Coming into the year, we knew Jahii Carson was going to be among the best guards in the conference, if not one of the best guards in the entire country. But, there was a reason he came back to school instead of trying his hand at an NBA career immediately after his delayed freshman campaign at Arizona State. Meanwhile, up in Oregon, once Joseph Young was declared immediately eligible after transferring in from Houston, we knew he was going to be an excellent shooter, something he has repeatedly proven over his basketball career. But we weren’t sure how complete of a guard he could be. There are still four months of basketball left this year for both of these guys to show who they really are, but today, we’ll look at the early returns.
There wasn’t a whole lot to complain about in Carson’s freshman year in Tempe. He led the Sun Devils in scoring and assists, played relatively under control and got his teammates involved, but still left plenty of room in the game to find his own shot. He was also solid defensively and therefore it was no coincidence that ASU went from a 10-win squad in the year he was watching from the bench to a 22-win outfit last year. Still, despite all his tremendous quickness and athleticism, this was a 5’10” point guard whose jump shot was best described as “streaky.” Sure, he could knock it down – he dropped in five of nine attempts over the course of three impressive games in the Pac-12 Tournament, for example – but it was erratic, to the tune of just 32 percent over the course of the year. He spent the offseason dedicated to, among others things, tightening up that jumper.
Early indications are that he has. So far this year he’s hit eight of his 14 attempts from deep, and on Tuesday night against UNLV, he knocked down a pair of threes over the course of three possessions to stop the bleeding at a time when ASU was in danger of getting run out of the Thomas & Mack Center. The impressive thing about both of those shots was the fact that UNLV was preventing Carson from going to his dominant right hand, so he went left and drilled the three, something he couldn’t do very well last season. Almost across the board, Carson’s statistics are up. He’s using roughly the same number of possessions thus far, but his shooting percentages are up, his assist rate is up slightly, and his turnover rate has been cut.
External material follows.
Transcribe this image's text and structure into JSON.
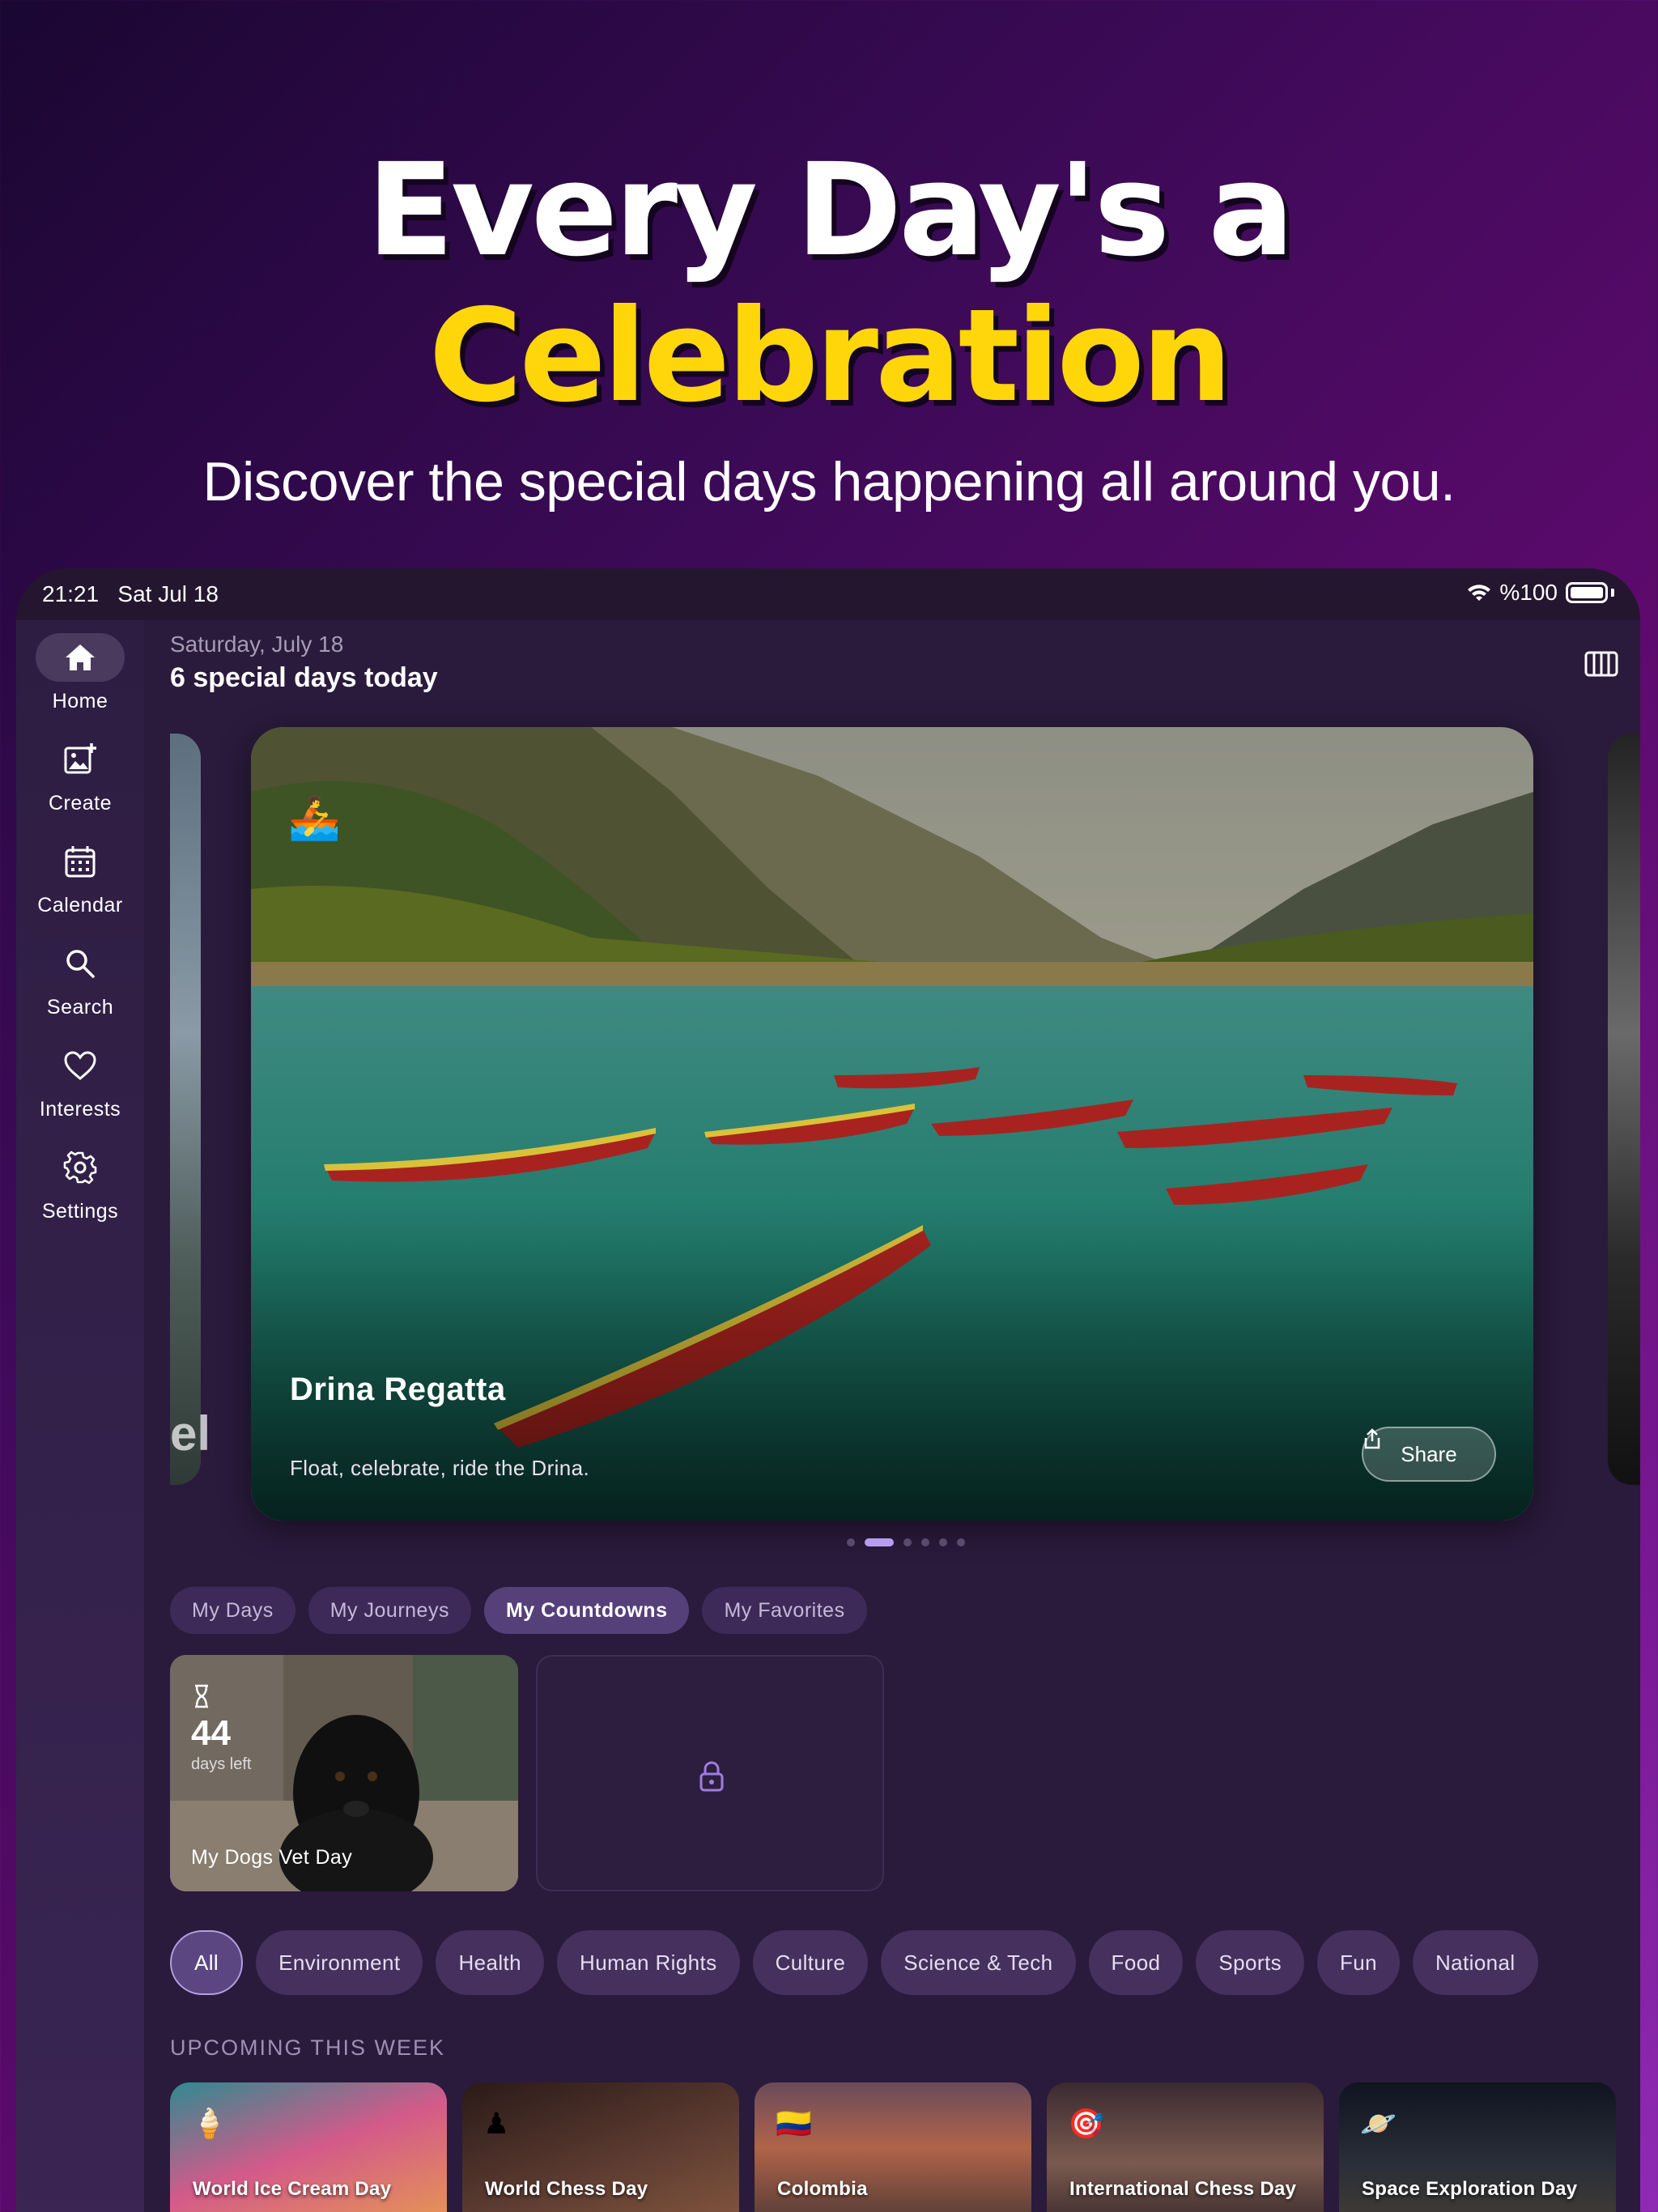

Beware the fallacy of judging those numbers based on a small sample size, because one look at his already impressive game and it is clear that Carson has upped his game in a big way this year.
As for Young, he was mired in relative obscurity in Conference USA his first two years of college ball. But one thing that stood out when you did catch a glimpse of him – man, was that stroke ever pure. He drilled 55 threes during his freshman year at a 38.2 percent clip and hit 83.7 percent from the line. His sophomore year, not only did those percentages go up (66 threes at 42 percent and 87.5 percent from the line), but Young began to trust his game off the bounce enough to use it to earn more free throws – he shot 111 more three throws last year in Houston. This year, again, it looked like more of the same. His proven ability to connect from just about anywhere out to the NBA three-point line with little more than a glimpse at the rim frees him up for the drive and, as a result, he’s getting to the line at an even greater rate this year. Once he gets there, well, let’s put it this way: Dude is still beating himself up over the one free throw he’s missed this year (30-of-31 – 96.8%).
Playing for a coach like Dana Altman, it isn’t enough to be able to just score the ball. Never you mind, because Young has also shown himself thus far to be an adept ballhawk, capable of jumping passing lanes or sneaking up behind preoccupied ball-handlers to poke the ball loose. In the 62 games he played in Houston, he produced a grand total of 45 steals. In three in Eugene, he’s already got six. Throw in the fact that the junior almost never turns the ball over and you’ve got a hyper-efficient guard who, right now, should probably be the favorite to join Carson in the all-Pac-12 backcourt come March.